After passing through the gate, things perked up immediately. Colorful flower boxes and lush green plants ringed the sidewalk leading to the entrance. We could see the cats resting on the indoor window sills.
A young man with the appearance of a modern day hippie greeted us and took our drink order. We chatted with our friendly barista while he made our iced soy lattes (the cafe is vegan) and told us the story of Miau. In addition to the cafe, there is also a room for rent upstairs via Airbnb. They don’t turn any cats away and all donations go towards caring for their needs.
Drinks in hand, we stepped into cat utopia. The cafe has a comfortable, Bohemian vibe with cozy pillows on the floor, colorful walls and hand painted tables. We had the whole place and fourteen felines to ourselves!

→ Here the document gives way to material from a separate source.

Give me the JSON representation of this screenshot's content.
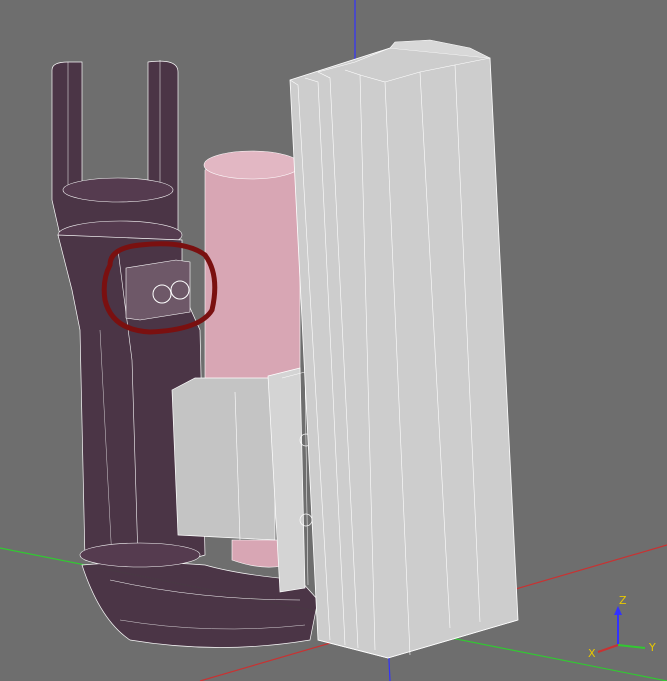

While some were a bit skittish, most were very friendly; the kittens were especially playful and adorable.
This was the most cat interaction we had in our European cat cafe visits, and we felt very welcome to stay as long as we liked. The price for our two drinks was a bargain at $5, so we ended up donating more than that after seeing first hand how many homeless cats live in Bucharest during our week in the city.

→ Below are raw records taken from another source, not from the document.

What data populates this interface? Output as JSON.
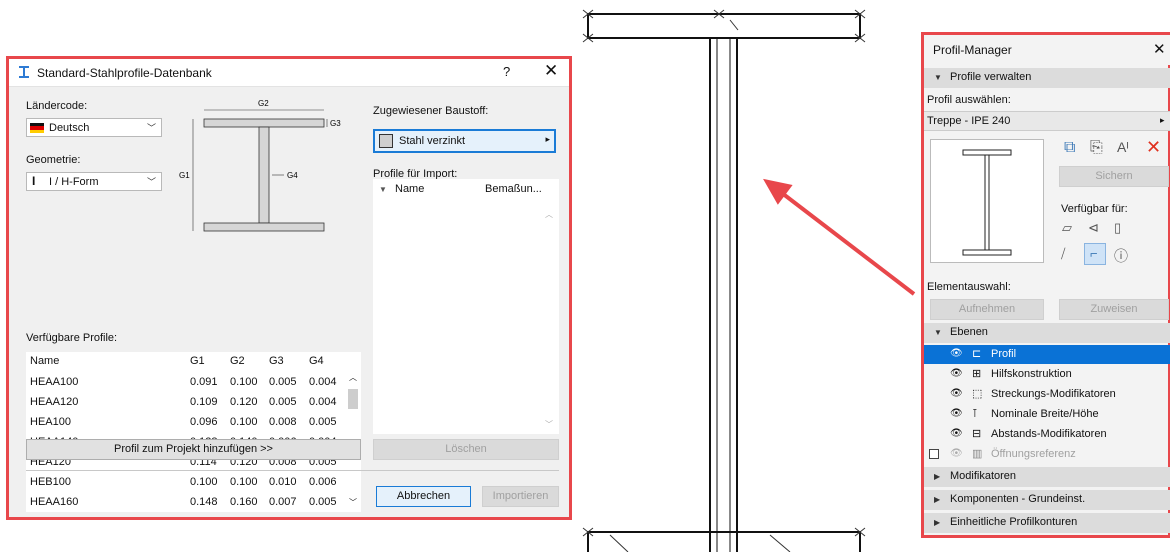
{
  "dialog": {
    "title": "Standard-Stahlprofile-Datenbank",
    "help": "?",
    "close": "✕",
    "country_label": "Ländercode:",
    "country_value": "Deutsch",
    "geometry_label": "Geometrie:",
    "geometry_value": "I / H-Form",
    "diagram_labels": {
      "g1": "G1",
      "g2": "G2",
      "g3": "G3",
      "g4": "G4"
    },
    "available_label": "Verfügbare Profile:",
    "table": {
      "headers": [
        "Name",
        "G1",
        "G2",
        "G3",
        "G4"
      ],
      "rows": [
        [
          "HEAA100",
          "0.091",
          "0.100",
          "0.005",
          "0.004"
        ],
        [
          "HEAA120",
          "0.109",
          "0.120",
          "0.005",
          "0.004"
        ],
        [
          "HEA100",
          "0.096",
          "0.100",
          "0.008",
          "0.005"
        ],
        [
          "HEAA140",
          "0.128",
          "0.140",
          "0.006",
          "0.004"
        ],
        [
          "HEA120",
          "0.114",
          "0.120",
          "0.008",
          "0.005"
        ],
        [
          "HEB100",
          "0.100",
          "0.100",
          "0.010",
          "0.006"
        ],
        [
          "HEAA160",
          "0.148",
          "0.160",
          "0.007",
          "0.005"
        ]
      ]
    },
    "add_button": "Profil zum Projekt hinzufügen >>",
    "material_label": "Zugewiesener Baustoff:",
    "material_value": "Stahl verzinkt",
    "import_label": "Profile für Import:",
    "import_headers": [
      "Name",
      "Bemaßun..."
    ],
    "delete_button": "Löschen",
    "cancel_button": "Abbrechen",
    "import_button": "Importieren"
  },
  "profile_manager": {
    "title": "Profil-Manager",
    "close": "✕",
    "manage_section": "Profile verwalten",
    "select_label": "Profil auswählen:",
    "selected_profile": "Treppe - IPE 240",
    "save_button": "Sichern",
    "available_for": "Verfügbar für:",
    "element_selection": "Elementauswahl:",
    "pick_button": "Aufnehmen",
    "assign_button": "Zuweisen",
    "layers_section": "Ebenen",
    "layers": [
      {
        "label": "Profil",
        "selected": true
      },
      {
        "label": "Hilfskonstruktion"
      },
      {
        "label": "Streckungs-Modifikatoren"
      },
      {
        "label": "Nominale Breite/Höhe"
      },
      {
        "label": "Abstands-Modifikatoren"
      },
      {
        "label": "Öffnungsreferenz",
        "disabled": true
      }
    ],
    "sections": [
      "Modifikatoren",
      "Komponenten - Grundeinst.",
      "Einheitliche Profilkonturen"
    ]
  },
  "colors": {
    "highlight": "#e8474b",
    "selection": "#0a72d6",
    "accent_icon": "#3a77b5",
    "delete_icon": "#e0301e"
  }
}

With cute, comfy surroundings and plenty of clearly loved and cared-for cats, Miau deserves high marks overall and is well worth a visit.
Full disclosure, my visit was in June of 2016, so hopefully my impressions are still reflective of the current situation!

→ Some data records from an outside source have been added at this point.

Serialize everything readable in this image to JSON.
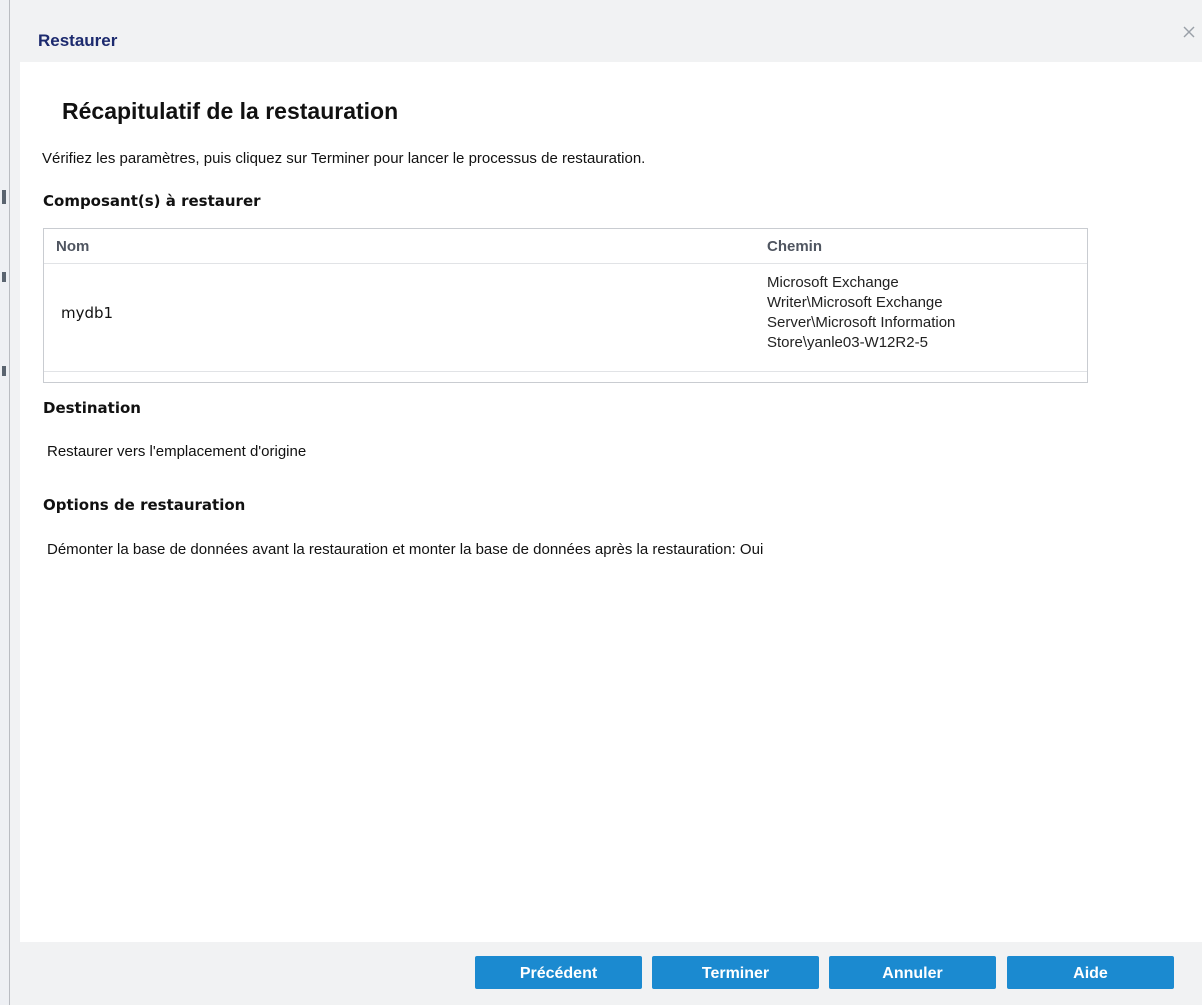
{
  "dialog": {
    "title": "Restaurer",
    "close_icon": "close-icon"
  },
  "summary": {
    "page_title": "Récapitulatif de la restauration",
    "intro": "Vérifiez les paramètres, puis cliquez sur Terminer pour lancer le processus de restauration."
  },
  "components": {
    "heading": "Composant(s) à restaurer",
    "columns": [
      "Nom",
      "Chemin"
    ],
    "rows": [
      {
        "name": "mydb1",
        "path_lines": [
          "Microsoft Exchange",
          "Writer\\Microsoft Exchange",
          "Server\\Microsoft Information",
          "Store\\yanle03-W12R2-5"
        ]
      }
    ]
  },
  "destination": {
    "heading": "Destination",
    "value": "Restaurer vers l'emplacement d'origine"
  },
  "options": {
    "heading": "Options de restauration",
    "value": "Démonter la base de données avant la restauration et monter la base de données après la restauration: Oui"
  },
  "buttons": {
    "previous": "Précédent",
    "finish": "Terminer",
    "cancel": "Annuler",
    "help": "Aide"
  },
  "colors": {
    "title": "#1c2a6e",
    "button": "#1b8ad0",
    "panel": "#f1f2f3"
  }
}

I’m still dreaming about the cats here. With their rock-star good looks, these were felines made to be worshipped. My dear Hungarians, thank you for sharing these beautiful cats with us!
The star of the show is an enormous ginger Maine Coon, the biggest cat I’ve ever seen. With a king-of-the-jungle swagger and paws as big as a six-year-old child’s hand, you would swear he had some kind of mutated lion gene.
The space was extremely impressive. The back room has a dark cocktail bar ambience with cozy couches that can be reserved like a VIP lounge. The main downstairs room is filled with typical cafe tables and one corner couch paired with industrial-cool pallet coffee tables.
We were greeted by the waitress and began to order drinks when I spotted an item on the menu. Cat treats. I assumed these were for the cats, and not a cruelly named dessert, and I was right. It was the best 450 Forint ($1.50) I spent in Budapest. This is significant as most cafes have a strict ‘treat time schedule’, but at Cat Cafe Budapest, much like the city of Budapest, a laissez-faire attitude dominates.
The sound of the treat bag rustling caused a commotion. Five cats quickly surrounded me. I dispensed treats while playfully admonishing the big cats for boxing out the little ones. Then the waitress showed me a trick: Mr. Ginger Lion ‘high fives’ for treats. Normally, I wouldn’t ask a sweet kitty to perform like a circus animal, but in this case, I was high on feline attention and threw my scruples out the window.
After all the treats were gone, most of the cats moved on, but one sweet white and gray boy stayed behind and gave us ALL THE FEELS.
Our drinks were good, but I was so caught up in a haze of kitty love and treats that I barely tasted my latte!
One hot chocolate, one coffee, one piece of carrot cake and one bag of cat treats set us back 11€ ($12.50). A fine afternoon spent with such beautiful and loving cats: priceless.
The Neighbor’s Cat is the alter ego of Paula LaBine, an itinerant cat lover who writes about cat cafes, rescue/adoption & TNR, and has been featured in Miau Magazine, Katzenworld Blog, The Catnip Times and Taiwan Scene. She is currently on a quest to visit every cat café in the world, 205 in 29 countries so far! Find her at theneighborscat.com or on Facebook/Twitter @catcafeviews.